So with New Line Cinema's approval, Bag Borrow or Steal set out to make the most of the free publicity. The company created a "Sex and the City shop" on the site, where customers can browse through handbags and cocktail rings "inspired by" the four main characters. On the same page is a quiz where people can see which character they most resemble -- and thus, which accessories they might prefer.
It launched a sweepstakes to win tickets to see the movie or credits toward rentals. It also held a contest on YouTube, where entrants submitted videos explaining which of the show's characters they most resemble. A grand prize winner, which is expected to be announced Tuesday, will attend the movie's New York premiere.
The company wouldn't disclose how much it has spent on these efforts.
Just How Big?
One of the biggest challenges for the firm, Ms. Watson says, has been "planning for something big without knowing how big it's going to be."
Executives have performed stress tests on the site to see how much extra traffic it can handle. Extra servers are ready in case of overload. The company can't afford to hire extra customer-service representatives, says Chief Executive Michael Smith, but he may ask part-time employees to work extra hours if calls start pouring in.
In recent weeks, the company also has enhanced the site, adding multiple views of the merchandise and more product details. And it added sunglasses, a new category.
One big complication: Bag Borrow or Steal executives haven't seen the movie yet. New Line Cinema has kept much of the movie under wraps, afraid of spoilers. That means they aren't sure which handbags made the final cut.
A spokeswoman for Bag Borrow or Steal says it's "extremely unlikely" that the line itself could be cut from the movie, though that's always a remote possibility until a film premieres.
So for the past few months, company staffers have scoured the Internet for paparazzi photos of the movie being filmed, zooming in on the handbags that are captured.
"We've been able to sleuth out some of the products that are featured," Ms. Watson says.
Still, the company knows they won't have all of the bags. With cash tight at the growing business, they can't afford to stock too much inventory. And some designer bags are limited editions, meaning few if any pieces are available. Mr. Smith says the company is prepared to buy some bags retail if demand is particularly strong, instead of buying directly from designers as they usually do.

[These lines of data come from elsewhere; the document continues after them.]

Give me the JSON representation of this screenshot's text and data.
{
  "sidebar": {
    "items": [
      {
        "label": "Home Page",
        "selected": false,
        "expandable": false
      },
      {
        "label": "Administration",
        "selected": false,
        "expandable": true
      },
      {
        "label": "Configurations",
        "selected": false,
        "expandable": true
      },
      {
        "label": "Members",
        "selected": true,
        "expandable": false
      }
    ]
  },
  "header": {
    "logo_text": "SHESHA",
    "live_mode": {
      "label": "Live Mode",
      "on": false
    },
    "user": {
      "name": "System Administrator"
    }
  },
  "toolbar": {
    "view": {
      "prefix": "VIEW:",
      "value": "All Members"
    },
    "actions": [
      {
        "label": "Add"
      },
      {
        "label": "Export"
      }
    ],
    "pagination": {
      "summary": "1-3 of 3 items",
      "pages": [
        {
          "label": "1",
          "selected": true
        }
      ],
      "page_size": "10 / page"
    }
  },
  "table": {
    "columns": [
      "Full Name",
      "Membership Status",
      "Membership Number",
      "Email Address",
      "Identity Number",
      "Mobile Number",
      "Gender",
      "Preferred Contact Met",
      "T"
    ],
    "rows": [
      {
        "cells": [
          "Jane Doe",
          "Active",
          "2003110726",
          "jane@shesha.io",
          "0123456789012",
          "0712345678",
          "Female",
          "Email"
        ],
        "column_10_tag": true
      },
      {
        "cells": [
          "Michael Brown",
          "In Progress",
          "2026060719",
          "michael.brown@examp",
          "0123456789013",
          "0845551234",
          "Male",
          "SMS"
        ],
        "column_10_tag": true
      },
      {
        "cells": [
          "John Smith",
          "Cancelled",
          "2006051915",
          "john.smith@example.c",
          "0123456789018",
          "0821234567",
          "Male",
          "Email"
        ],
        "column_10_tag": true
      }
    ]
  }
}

"We know we'll be short on some things," he says. "We can't afford to make a huge bet -- start-up retailers go out of business because of inventory."
Plans also are in place for customers to be placed on waiting lists, and some may be given credits toward future rentals if they can't rent the merchandise they want.
Bag Borrow or Steal has projected a big month-over-month membership jump in June, though executives decline to cite specific numbers.
"Companies don't everyday get a gift like this," Ms. Watson says.
[Via - StartupJournal.Com ]